One of the best aspects of the AD Home Design Show is that it covers the full gamut of design. As the leading US luxury design fair, it features an international array of offerings from art to appliances. In this final segment on this year’s show are picks from a variety of categories. Eric Trine describes himself “inside the middle of a triple venn diagram of art, craft, and design.” Through furniture, sculpture and decorative objects, he is an active contributor to the growing made in America studio movement. I loved his beautiful leather and metal frame Rod+Weave Chair in the handsome copper finish that is having its moment. A classic in his collection, it is available in many variations and powder coated colors.
Michele Varian included copper in her new Mala lighting collection. She showed how chic and easy mixing metals and materials can be with these stylish new pendants in copper or brass with wood beads.
And her new Rose Mirror exuded a warm glow against her Plume wallpaper in Snow Copper.
Furniture designer Emmanuel Delalain is a product of classic apprenticeship training, having learned the essentials of his craft in his family’s atelier in the South of France building sailboats. Now with his own shop in Brooklyn, he produces fine artisanal furniture with a focus on craftsmanship, detail and functionality.
Like a piece of jewelry, his Marie Noire Console, above, is of hand carved white oak with a paint finish on elegant gold stiletto-like legs and matching delicate pulls. With a similarly articulated surface is the graceful Bertrand desk with matching leather on the top and inside the drawer.
A variation on his open HannaH Side Table, this beautiful piece features elegant matched graining. Truly functional art.
For a new textural take on a classic material, Brit Kleinman’s hand-painted leather collection, AVO, transforms tradition through color and pattern.
I loved her new Indigo Relief technique for dying leathers, as seen above right and below in her new Painted Plains collection.
Another new technique, block painting, was featured on several of her new leather pillows below.
Leather is also the material of choice at Lance Wovens. While perhaps best known for their iconic Architect bag, which I wrote about several years ago here, pillows and accessories, the company is also the provider of a wide variety of sophisticated and innovative leather surfaces to many upscale design and architectural firms around the globe. New weaves and textures were introduced at the show
Leather rugs are incredibly durable and while there are many existing patterns, Lance works with designers to execute any number of custom designs.
New colors and weaves include subtle sparkle to pick up other gold tones in a room or for a hint of glam.
Most think of leather walls for a study or library but how chic would this Chanel like leather tweed be for a woman’s dressing room? Lots of creative possibilities!
Color and pattern weren’t the only story at the show.
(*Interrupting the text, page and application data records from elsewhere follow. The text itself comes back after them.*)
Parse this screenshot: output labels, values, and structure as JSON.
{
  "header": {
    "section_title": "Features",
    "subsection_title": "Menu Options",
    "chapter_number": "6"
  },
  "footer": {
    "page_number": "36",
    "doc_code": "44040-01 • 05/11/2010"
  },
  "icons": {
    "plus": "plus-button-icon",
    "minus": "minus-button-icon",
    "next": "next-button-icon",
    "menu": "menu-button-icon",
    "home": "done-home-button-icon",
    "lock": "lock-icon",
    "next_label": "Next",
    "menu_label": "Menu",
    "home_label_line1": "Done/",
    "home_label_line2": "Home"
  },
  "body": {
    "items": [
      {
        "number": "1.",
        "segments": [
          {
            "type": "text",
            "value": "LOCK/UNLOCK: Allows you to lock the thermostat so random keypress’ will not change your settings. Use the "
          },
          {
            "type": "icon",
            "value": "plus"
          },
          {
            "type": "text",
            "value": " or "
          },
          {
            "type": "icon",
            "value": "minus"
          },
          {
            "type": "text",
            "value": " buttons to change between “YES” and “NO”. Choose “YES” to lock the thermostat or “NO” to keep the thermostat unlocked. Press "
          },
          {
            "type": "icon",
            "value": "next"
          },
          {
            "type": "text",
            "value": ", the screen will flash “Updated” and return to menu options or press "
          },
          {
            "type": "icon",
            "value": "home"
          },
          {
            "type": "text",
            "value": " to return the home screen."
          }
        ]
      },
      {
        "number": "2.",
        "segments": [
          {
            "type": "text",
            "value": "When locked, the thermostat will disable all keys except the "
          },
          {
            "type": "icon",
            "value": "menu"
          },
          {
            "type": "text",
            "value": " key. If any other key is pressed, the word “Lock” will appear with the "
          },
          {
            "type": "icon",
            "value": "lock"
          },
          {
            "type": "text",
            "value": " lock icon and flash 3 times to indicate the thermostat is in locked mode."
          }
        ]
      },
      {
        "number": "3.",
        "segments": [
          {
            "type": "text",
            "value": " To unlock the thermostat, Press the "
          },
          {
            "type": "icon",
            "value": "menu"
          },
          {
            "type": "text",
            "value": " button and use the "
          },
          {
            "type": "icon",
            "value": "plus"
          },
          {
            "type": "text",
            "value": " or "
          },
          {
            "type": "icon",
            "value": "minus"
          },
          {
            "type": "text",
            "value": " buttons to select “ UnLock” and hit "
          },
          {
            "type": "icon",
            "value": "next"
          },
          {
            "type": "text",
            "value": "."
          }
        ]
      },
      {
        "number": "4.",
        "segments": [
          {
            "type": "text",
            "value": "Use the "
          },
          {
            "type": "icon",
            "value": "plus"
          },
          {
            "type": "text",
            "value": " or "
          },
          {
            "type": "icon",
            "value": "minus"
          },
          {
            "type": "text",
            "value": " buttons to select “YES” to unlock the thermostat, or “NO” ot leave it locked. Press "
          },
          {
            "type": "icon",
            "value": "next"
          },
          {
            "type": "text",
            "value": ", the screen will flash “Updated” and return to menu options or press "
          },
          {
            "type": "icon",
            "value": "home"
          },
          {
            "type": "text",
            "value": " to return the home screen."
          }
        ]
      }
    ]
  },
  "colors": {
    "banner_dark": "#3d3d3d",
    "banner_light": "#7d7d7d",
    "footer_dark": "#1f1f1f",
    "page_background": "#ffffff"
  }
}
Clear made a statement as well. My kids have been clamoring for a ping pong table for years. While we don’t really have room, I wouldn’t mind accommodating this Lungolinea Crystal version from Calma e Gesso. Italian of course.
And I think this Cap Ferrat acrylic side table from Plexi-Craft is a great way to add a little Midas touch to any room.
Viyet, the online marketplace for buying and selling high end pre-owned designer furniture choose the design show to announce an exciting new collaboration with Benjamin Moore, whose clever Color Capture app can now match Viyet products to corresponding colors in their collection, making buying and decorating around Viyet purchases a snap. To celebrate the introduction, designers Caleb Anderson and Young Huh created his and hers vignettes. Against a background of Benjamin Moore’s Portland Gray Aura Eggshell and accent border of Caponata Advance High Gloss, Young presented a serene space of elegant ivory and white products from Viyet’s offerings, such as the pair of Thomas Pheasant Baker Tufted Back Chairs and retro chic Jean Perzel Paris Sconces.
The AD Design Show is a haven for those seeking the latest and greatest in luxury home appliances and a bit torturous for those of us not in the market for updates or redos. Gaggenau‘s cutting edge German technology combined with sleek contemporary design is hard to beat. You may remember my piece last year about the brand.
In their bottega inspired space, they introduced their new 400 series speed microwave oven (on far right above) with handle-less automatic door and warming drawer below to match the other ovens in the series. And the new handleless DF-280 dishwasher with hidden controls, below
has the innovative feature of projecting an image on the floor indicating the progression through the cycle.
The big news at Miele, the other major player in high end German luxury home appliances, was the introduction of their new Range series. With a wide selection of size and power configurations and complete assortment of features, from wireless roast probe to a MasterChef menu with over 100 programs, it is sure to be an exceptional product. From dishwasher to washer/dryer to vacuums, I have personally owned many Miele products over the years and can attest to their efficiency and longevity.
This concludes my coverage of the AD Home Design Show. Stay tuned for reports from the NY Botanical Garden Orchid Show, DIFFA Dining by Design, the Neue Galerie Klimt Woman in White exhibit, new design and gardening books and much much more in the week or two to come. You won’t want to miss a thing!